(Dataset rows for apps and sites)
--*--

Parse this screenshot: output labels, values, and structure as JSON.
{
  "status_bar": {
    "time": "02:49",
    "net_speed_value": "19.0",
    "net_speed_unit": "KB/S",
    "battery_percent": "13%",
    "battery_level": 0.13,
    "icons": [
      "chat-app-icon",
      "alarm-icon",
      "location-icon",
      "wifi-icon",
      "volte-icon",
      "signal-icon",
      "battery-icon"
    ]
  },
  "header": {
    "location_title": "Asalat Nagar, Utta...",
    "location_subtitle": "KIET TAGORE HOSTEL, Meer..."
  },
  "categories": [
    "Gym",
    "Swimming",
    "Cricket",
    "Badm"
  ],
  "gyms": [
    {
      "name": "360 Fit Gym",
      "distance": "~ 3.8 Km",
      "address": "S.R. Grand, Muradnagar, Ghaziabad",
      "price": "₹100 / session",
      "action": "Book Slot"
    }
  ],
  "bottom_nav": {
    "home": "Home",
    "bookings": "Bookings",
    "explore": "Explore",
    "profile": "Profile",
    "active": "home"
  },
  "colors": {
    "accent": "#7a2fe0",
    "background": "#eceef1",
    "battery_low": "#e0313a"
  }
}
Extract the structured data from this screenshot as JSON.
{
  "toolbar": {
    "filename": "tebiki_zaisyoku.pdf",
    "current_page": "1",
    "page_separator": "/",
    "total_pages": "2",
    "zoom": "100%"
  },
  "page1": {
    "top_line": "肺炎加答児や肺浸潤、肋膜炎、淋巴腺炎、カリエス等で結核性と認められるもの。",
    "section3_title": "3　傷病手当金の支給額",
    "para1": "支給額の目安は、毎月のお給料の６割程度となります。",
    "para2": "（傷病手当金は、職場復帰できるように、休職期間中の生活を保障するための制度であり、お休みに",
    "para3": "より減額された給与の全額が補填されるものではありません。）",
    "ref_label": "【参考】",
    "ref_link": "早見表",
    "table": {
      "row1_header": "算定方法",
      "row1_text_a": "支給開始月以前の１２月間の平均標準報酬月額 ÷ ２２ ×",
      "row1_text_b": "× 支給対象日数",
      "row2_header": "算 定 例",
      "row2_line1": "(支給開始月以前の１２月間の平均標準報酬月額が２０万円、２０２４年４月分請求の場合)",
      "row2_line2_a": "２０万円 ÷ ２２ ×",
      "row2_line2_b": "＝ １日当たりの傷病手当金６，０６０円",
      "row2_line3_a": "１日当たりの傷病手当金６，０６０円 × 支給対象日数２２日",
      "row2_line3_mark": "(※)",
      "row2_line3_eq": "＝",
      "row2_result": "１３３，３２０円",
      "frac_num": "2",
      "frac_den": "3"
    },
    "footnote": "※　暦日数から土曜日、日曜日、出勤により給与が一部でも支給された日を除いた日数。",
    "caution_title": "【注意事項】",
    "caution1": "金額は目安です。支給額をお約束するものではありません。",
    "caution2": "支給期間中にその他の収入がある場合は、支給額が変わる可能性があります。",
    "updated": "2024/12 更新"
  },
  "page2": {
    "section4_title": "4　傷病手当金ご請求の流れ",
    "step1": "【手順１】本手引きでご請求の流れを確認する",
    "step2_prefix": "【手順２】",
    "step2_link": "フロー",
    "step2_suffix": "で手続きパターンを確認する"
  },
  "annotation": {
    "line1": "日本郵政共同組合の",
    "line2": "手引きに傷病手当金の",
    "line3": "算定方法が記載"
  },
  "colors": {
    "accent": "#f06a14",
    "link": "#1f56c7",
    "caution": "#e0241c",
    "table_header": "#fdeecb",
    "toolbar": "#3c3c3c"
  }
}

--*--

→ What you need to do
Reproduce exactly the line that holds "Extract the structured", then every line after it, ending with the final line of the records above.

→ Exercise result
Extract the structured data from this screenshot as JSON.
{
  "toolbar": {
    "filename": "tebiki_zaisyoku.pdf",
    "current_page": "1",
    "page_separator": "/",
    "total_pages": "2",
    "zoom": "100%"
  },
  "page1": {
    "top_line": "肺炎加答児や肺浸潤、肋膜炎、淋巴腺炎、カリエス等で結核性と認められるもの。",
    "section3_title": "3　傷病手当金の支給額",
    "para1": "支給額の目安は、毎月のお給料の６割程度となります。",
    "para2": "（傷病手当金は、職場復帰できるように、休職期間中の生活を保障するための制度であり、お休みに",
    "para3": "より減額された給与の全額が補填されるものではありません。）",
    "ref_label": "【参考】",
    "ref_link": "早見表",
    "table": {
      "row1_header": "算定方法",
      "row1_text_a": "支給開始月以前の１２月間の平均標準報酬月額 ÷ ２２ ×",
      "row1_text_b": "× 支給対象日数",
      "row2_header": "算 定 例",
      "row2_line1": "(支給開始月以前の１２月間の平均標準報酬月額が２０万円、２０２４年４月分請求の場合)",
      "row2_line2_a": "２０万円 ÷ ２２ ×",
      "row2_line2_b": "＝ １日当たりの傷病手当金６，０６０円",
      "row2_line3_a": "１日当たりの傷病手当金６，０６０円 × 支給対象日数２２日",
      "row2_line3_mark": "(※)",
      "row2_line3_eq": "＝",
      "row2_result": "１３３，３２０円",
      "frac_num": "2",
      "frac_den": "3"
    },
    "footnote": "※　暦日数から土曜日、日曜日、出勤により給与が一部でも支給された日を除いた日数。",
    "caution_title": "【注意事項】",
    "caution1": "金額は目安です。支給額をお約束するものではありません。",
    "caution2": "支給期間中にその他の収入がある場合は、支給額が変わる可能性があります。",
    "updated": "2024/12 更新"
  },
  "page2": {
    "section4_title": "4　傷病手当金ご請求の流れ",
    "step1": "【手順１】本手引きでご請求の流れを確認する",
    "step2_prefix": "【手順２】",
    "step2_link": "フロー",
    "step2_suffix": "で手続きパターンを確認する"
  },
  "annotation": {
    "line1": "日本郵政共同組合の",
    "line2": "手引きに傷病手当金の",
    "line3": "算定方法が記載"
  },
  "colors": {
    "accent": "#f06a14",
    "link": "#1f56c7",
    "caution": "#e0241c",
    "table_header": "#fdeecb",
    "toolbar": "#3c3c3c"
  }
}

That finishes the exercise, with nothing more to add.